This brings us to the next part of any good strategy implementation model: goal communication and team alignment. Now, most of the broad organizational goals should already be established by the time a strategy is being implemented, and tools like the strategic framework can help all staff understand the big picture. But, individual and team-level goals are inherently more flexible and need to be set more regularly.
For the Beacon Center, the larger organizational strategy discussions occur every few years. They establish a visionary goal, such as their goal established in 2019 for Tennessee to “lead the nation in innovation” within the next five years. Beacon avoids establishing single-year goals at these meetings to leave the flexibility to better seize opportunities as they present themselves.

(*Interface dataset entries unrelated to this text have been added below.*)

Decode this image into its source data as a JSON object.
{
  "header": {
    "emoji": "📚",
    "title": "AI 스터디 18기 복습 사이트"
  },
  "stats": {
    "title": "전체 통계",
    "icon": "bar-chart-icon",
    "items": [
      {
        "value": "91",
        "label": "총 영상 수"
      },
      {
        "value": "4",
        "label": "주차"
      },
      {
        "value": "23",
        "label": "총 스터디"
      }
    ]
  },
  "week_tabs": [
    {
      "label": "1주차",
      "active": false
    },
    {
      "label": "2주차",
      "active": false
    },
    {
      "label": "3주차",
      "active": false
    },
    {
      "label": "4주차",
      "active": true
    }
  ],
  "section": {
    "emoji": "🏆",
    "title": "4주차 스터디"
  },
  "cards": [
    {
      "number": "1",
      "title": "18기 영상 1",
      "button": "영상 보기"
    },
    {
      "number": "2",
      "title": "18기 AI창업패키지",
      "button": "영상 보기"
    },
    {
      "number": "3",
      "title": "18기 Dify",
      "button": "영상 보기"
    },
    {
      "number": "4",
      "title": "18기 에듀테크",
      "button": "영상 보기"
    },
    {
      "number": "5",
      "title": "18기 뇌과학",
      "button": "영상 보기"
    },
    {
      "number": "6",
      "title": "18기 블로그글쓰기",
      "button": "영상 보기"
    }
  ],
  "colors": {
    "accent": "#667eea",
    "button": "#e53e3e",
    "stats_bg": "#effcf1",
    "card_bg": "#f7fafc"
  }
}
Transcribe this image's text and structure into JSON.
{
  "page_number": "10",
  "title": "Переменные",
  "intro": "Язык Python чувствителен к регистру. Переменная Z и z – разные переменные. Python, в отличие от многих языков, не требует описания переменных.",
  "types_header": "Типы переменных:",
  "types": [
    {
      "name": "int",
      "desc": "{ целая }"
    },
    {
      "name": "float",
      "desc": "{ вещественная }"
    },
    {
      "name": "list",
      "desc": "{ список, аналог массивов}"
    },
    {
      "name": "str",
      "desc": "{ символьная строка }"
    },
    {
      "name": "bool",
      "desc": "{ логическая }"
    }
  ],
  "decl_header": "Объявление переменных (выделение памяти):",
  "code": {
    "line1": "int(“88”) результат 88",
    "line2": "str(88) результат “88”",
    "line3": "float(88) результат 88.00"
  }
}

For annual goals, Beacon establishes policy priorities in June or July through a large full team meeting, always looking a year in advance. So, in June of 2023, goals would be established for 2024. Their policy director, Ron Shultis, then uses the traditional Eisenhower Matrix to prioritize, weighing options by urgency versus importance. Beacon’s leadership then further disseminates the prioritized annual organizational goals so that the rest of the staff can finalize departmental goals, which are usually finished in August or early September. This step allows the team to push back on unrealistic expectations, offer to step into gaps as able, and ensure that sequencing between departments doesn’t create unnecessary delays.
Over the rest of the year, individual team members develop their own goals with Stephanie or their supervisor, so their expectations are established by January of the year they go into effect. Everyone’s goals are added to the aforementioned shared-goal spreadsheet and Basecamp for project management, increasing visibility for the entire team. Visibility ensures accountability and makes it easy to find duplicative efforts and resolve them by allowing people to better direct efforts elsewhere. This process also empowers the whole team to spot conflicting goals between departments and get them realigned, such as when an owned audience goal for the Communications Team wouldn’t meet the requisite audience needs of the Policy Team.
As demonstrated above, the allocation of time and effort is a major part of strategy implementation and team alignment. This is why many organizations think of their budgeting as dealing with both money and staff time. Tools like Beacon’s shared calendar and use of asynchronous communication through Basecamp are a great way to account for staff time as a form of budgeting.
But the core driver of budgeting will always be an organization’s financial resources. Beacon has found that their budgeting system works best when each department receives their own individual budget, which is generally the accumulation of line items in received grants. Department heads are then free to spend their budgets as they please…provided, of course, that they document it in Basecamp if it is tied to a specific project. Basecamp also allows department heads to see where they may need to shift budgets to better meet organizational goals throughout the year and makes requesting those budget changes easier.
State Policy Network offers various strategic planning services for our member organizations. Contact SPN’s Director of Strategy Development, Collin Roth (email@example.com), to learn more about how SPN can help your think tank go further, faster, by starting with organizational strategy.